Start of Data
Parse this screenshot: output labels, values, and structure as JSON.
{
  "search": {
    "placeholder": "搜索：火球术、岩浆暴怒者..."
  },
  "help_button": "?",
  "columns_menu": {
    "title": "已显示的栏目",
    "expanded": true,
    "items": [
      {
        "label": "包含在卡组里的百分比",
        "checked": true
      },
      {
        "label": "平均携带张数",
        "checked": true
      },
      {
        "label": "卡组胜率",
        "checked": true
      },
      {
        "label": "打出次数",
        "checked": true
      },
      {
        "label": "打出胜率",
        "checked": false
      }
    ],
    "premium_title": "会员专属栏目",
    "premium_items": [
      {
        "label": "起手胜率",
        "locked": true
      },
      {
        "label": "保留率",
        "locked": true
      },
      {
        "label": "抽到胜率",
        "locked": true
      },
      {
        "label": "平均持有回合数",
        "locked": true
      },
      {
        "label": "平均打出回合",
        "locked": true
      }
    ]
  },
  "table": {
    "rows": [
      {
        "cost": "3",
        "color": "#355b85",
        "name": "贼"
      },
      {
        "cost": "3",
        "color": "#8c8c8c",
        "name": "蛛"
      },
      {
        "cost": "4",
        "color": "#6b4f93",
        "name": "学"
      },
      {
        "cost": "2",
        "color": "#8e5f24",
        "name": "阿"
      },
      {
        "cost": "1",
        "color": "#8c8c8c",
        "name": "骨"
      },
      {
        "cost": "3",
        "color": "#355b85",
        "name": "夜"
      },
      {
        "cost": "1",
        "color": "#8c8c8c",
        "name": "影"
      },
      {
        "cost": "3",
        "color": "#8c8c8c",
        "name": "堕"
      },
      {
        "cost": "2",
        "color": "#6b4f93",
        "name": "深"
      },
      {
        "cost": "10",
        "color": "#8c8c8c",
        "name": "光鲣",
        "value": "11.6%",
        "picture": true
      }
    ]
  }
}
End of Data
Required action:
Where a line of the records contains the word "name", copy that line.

Exercise output:
        "name": "贼"
        "name": "蛛"
        "name": "学"
        "name": "阿"
        "name": "骨"
        "name": "夜"
        "name": "影"
        "name": "堕"
        "name": "深"
        "name": "光鲣",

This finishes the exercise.